Parent readiness is as essential to the successful toilet training of children with ASD as child readiness. Dr. Johnson advises pediatricians to query parents about their interest in taking on toilet training, in addition to assessing whether children are showing signs of being ready to toilet.
“It can be a very intensive, stressful and time-consuming process for parents, taking many weeks to months, and they may have other goals for their children that take precedence,” she says. In addition, unsuccessful attempts at toilet training may create aversions in a child and make it more difficult to establish desired toileting habits in the future.
As with children without ASD, clinical assessment of a child’s readiness and skills to begin toilet training focuses on their basic communication and imitation skills, as well as their ability to hold urine overnight and to remove and pull up their pants. Parents should be alert to signs of distress when eliminating, such as constipation or pain on urination, and report these events to pediatricians.
Children and parents should be referred to an autism specialist (e.g., a psychologist or behavioral analyst) for a consultation if pediatricians have exhausted their standard advice about toileting and parents have attempted to follow these strategies, but their children still are not successfully using the toilet on a regular basis.

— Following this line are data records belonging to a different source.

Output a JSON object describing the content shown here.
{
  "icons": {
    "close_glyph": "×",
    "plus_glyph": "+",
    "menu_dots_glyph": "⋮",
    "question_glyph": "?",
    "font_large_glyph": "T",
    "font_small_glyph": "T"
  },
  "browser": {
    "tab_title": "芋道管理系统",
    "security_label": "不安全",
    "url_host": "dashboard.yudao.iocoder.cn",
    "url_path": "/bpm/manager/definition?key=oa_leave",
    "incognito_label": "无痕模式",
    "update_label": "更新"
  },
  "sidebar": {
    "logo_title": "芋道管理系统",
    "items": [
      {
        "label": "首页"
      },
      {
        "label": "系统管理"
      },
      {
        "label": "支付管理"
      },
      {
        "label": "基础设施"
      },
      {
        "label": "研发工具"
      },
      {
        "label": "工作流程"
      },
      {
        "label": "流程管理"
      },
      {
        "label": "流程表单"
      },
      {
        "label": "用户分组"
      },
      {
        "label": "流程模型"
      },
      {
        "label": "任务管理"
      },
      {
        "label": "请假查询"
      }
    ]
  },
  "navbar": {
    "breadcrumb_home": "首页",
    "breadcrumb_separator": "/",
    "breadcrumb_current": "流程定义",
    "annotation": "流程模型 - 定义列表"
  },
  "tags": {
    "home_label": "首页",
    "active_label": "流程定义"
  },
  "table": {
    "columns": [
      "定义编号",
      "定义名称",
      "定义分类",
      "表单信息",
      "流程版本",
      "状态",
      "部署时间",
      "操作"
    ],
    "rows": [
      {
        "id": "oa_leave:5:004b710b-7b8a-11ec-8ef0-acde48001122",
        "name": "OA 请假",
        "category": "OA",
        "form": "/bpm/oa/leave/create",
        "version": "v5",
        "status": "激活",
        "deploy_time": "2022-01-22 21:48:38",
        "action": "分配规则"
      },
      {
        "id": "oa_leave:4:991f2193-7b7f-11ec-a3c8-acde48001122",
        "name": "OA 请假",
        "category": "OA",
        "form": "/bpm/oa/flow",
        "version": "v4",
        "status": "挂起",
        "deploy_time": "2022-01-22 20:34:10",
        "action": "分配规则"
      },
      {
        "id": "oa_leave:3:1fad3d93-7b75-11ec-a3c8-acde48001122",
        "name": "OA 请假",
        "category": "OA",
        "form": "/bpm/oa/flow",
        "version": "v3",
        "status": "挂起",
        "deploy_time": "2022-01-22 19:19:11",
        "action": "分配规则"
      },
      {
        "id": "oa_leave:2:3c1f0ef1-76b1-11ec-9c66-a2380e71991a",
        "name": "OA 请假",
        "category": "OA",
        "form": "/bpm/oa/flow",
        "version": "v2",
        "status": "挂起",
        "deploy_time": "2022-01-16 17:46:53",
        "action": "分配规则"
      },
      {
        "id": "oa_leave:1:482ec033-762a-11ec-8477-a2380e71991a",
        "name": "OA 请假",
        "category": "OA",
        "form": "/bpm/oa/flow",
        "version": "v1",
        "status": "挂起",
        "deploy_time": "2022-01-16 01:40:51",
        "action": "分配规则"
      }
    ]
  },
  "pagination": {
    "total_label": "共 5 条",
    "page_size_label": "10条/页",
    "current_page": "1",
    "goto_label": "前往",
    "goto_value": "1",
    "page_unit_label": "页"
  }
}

“Of course, pediatricians should check and treat children for medical contributors, such as genital deformities, urinary tract infections or neurological or endocrine disorders, before referring. But if children aren’t progressing, parents can often benefit from parental coaching,” Dr. Johnson says.
Sessions with autism specialists focus on child-specific barriers to toilet training, identification of precursor behavioral signs that a child is ready to eliminate, use of adaptive supports (e.g., modified toilet seats, handrails and footstools and picture-based visual supports) and reinforcement strategies. Parents should also be instructed to keep data on successful and unsuccessful voids and bowel movements so their children’s progress can be monitored and strategies modified to their needs.
Dr. Johnson, who has conducted research showing that parent training offers significant benefits over psychoeducation in managing disruptive behavior in children with ASD, concludes that “offering support and teaching behavioral skills to parents of children with ASD can help to reduce their stress and improve their feelings of competence, leading to more successful outcomes for toilet training.”